[a] To make Members of the Knesset [MKs] more accountable and answerable to their voters;
[b] To improve government stability.
[c] Enabling voters to select candidates on the lists submitted by parties for Knesset elections.
[d] Establishing a mechanism for the formation of multi-party alliances.

In the body of Marc Schulman’s TOI, December 31, 2014 blog on “Corruption in Israel -how it got so bad”, he states the following:

” However, there is one final factor that has caused our political system to turn out to be as corrupt as it has seemingly become. The fact that Israeli politicians are not directly responsible to their voters assures a level of cronyism that guarantees corruption will run rampant——- the only people individual Knesset members have to keep happy are the leaders of their party, or at most the political activists in the party. The same holds true for all other people appointed at the behest of a particular party.”

From a December, 2011 comprehensive study by several qualified authors, “Corruption and Retrospective Democratic Accountability”, we are reminded of the many theories of democracy which stress the concept of accountability. In a representative democracy, voters reward or punish elected officials by extending or ending their political careers. Seeking the long-term reward or reelection, officials avoid the short-term benefits of corruption that would put them at risk of early electoral defeat.
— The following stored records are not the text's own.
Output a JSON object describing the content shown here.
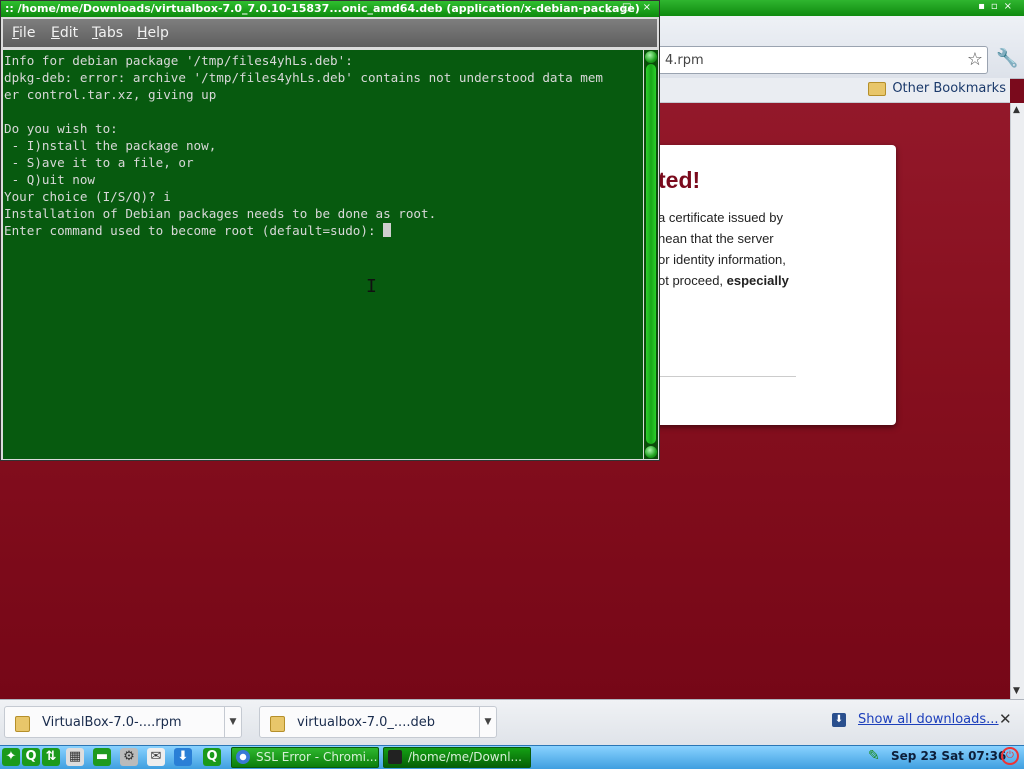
{
  "chrome": {
    "address_text": "4.rpm",
    "other_bookmarks": "Other Bookmarks",
    "ssl": {
      "title": "ted!",
      "line1": "a certificate issued by",
      "line2": "nean that the server",
      "line3": "or identity information,",
      "line4_pre": "ot proceed, ",
      "line4_bold": "especially"
    }
  },
  "downloads": {
    "items": [
      {
        "name": "VirtualBox-7.0-....rpm"
      },
      {
        "name": "virtualbox-7.0_....deb"
      }
    ],
    "show_all": "Show all downloads...",
    "close": "✕"
  },
  "terminal": {
    "title": ":: /home/me/Downloads/virtualbox-7.0_7.0.10-15837...onic_amd64.deb (application/x-debian-package)",
    "controls": "_ □ ×",
    "menu": [
      {
        "first": "F",
        "rest": "ile"
      },
      {
        "first": "E",
        "rest": "dit"
      },
      {
        "first": "T",
        "rest": "abs"
      },
      {
        "first": "H",
        "rest": "elp"
      }
    ],
    "output": "Info for debian package '/tmp/files4yhLs.deb':\ndpkg-deb: error: archive '/tmp/files4yhLs.deb' contains not understood data mem\ner control.tar.xz, giving up\n\nDo you wish to:\n - I)nstall the package now,\n - S)ave it to a file, or\n - Q)uit now\nYour choice (I/S/Q)? i\nInstallation of Debian packages needs to be done as root.\nEnter command used to become root (default=sudo): "
  },
  "taskbar": {
    "tasks": [
      {
        "label": "SSL Error - Chromi..."
      },
      {
        "label": "/home/me/Downl..."
      }
    ],
    "clock": "Sep 23 Sat 07:36"
  },
  "colors": {
    "terminal_bg": "#075a0f",
    "titlebar_green": "#0e8a0e",
    "page_red": "#87101f",
    "taskbar_blue": "#3f9fe0"
  }
}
Summing up, the Israeli Ministry of Justice defines itself as “—one of the key administrative ministries of the government of Israel. It alleges its function is to render justice and serve the public in the judicial sphere in accordance with government policy, while protecting the rule of law, human rights and the fundamental values of the State of Israel, as a Jewish and democratic state in which all are equal before the law.”

Really? Apparently, in one case a failure to abide by a somewhat academic law governing an appeal date proved to be more important than the laws governing forgery, perjury and other proscribed laws.

About the Author
Alex Rose was born in South Africa in 1935 and lived there until departing for the US in 1977 where he spent 26 years. He is an engineering consultant. For 18 years he was employed by Westinghouse until age 60 whereupon he became self-employed. He was also formerly on the Executive of Americans for a Safe Israel and a founding member of CAMERA, New York (Committee for Accuracy in Middle East Reporting in America and today one of the largest media monitoring organizations concerned with accuracy and balanced reporting on Israel). In 2003 he and his wife made Aliyah to Israel and presently reside in Ashkelon.